U.S. military conducting training for Afghan National Army Soldiers in 2010. (Photo: isafmedia/flickr/cc)
The U.S.-trained Afghan army was responsible for a New Year's Eve attack on a wedding party that killed as many as two dozen people including women and children, local officials have said.
The incident took place in Sagin district in the southern province of Helmand, and was first reported on by the Associated Press.
Witnesses said the house where the wedding was taking place was hit after guests firedcelebratory shots into the air.
The incident sparked hundreds of people to travel from Sagin to the home of the governor in the provincial capital to demand justice, APreports.
"What we know so far is that our soldiers fired mortar rounds from three outposts but we do not know whether it was intentional," General Mahmoud, the deputy Commander of the Afghan 215 corps in Helmand province, told Reuters.
"We have launched our investigation and will punish those who did this," he said.
The exact toll from the attack is still unclear; Agence-France Presse's latest reportingindicates that 17 people, all women and children were killed, and that 49 others were wounded in the shelling. Reutersreported Thursday that 26 people were killed and 41 others wounded.
According to reporting by AP on Friday, two soldiers have already been arrested, and eight more are under investigation. Mahmoud told AP that there was "still a possibility of more arrests."
In a statement issued Thursday, United Nations Secretary-General Ban Ki-moon condemned the attack and urged the Afghan government to conduct a full investigation of the incident.
The deadly fire came at the end of what was the deadliest year for Afghan civilians, and just hours before Afghanistan formally took over security operations for the country, even as the U.S. is continuing its military role there for at least another year.

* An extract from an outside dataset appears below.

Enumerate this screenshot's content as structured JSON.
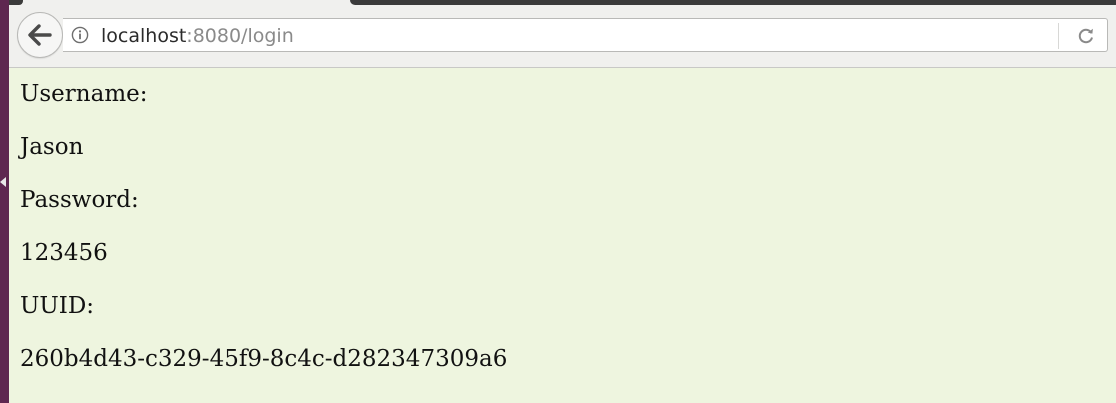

"I want to congratulate my people today that Afghan forces are now able to take full security responsibility in protecting their country's soil and sovereignty," Afghanistan's President Ashraf Ghani said in a speech Thursday marking the transition.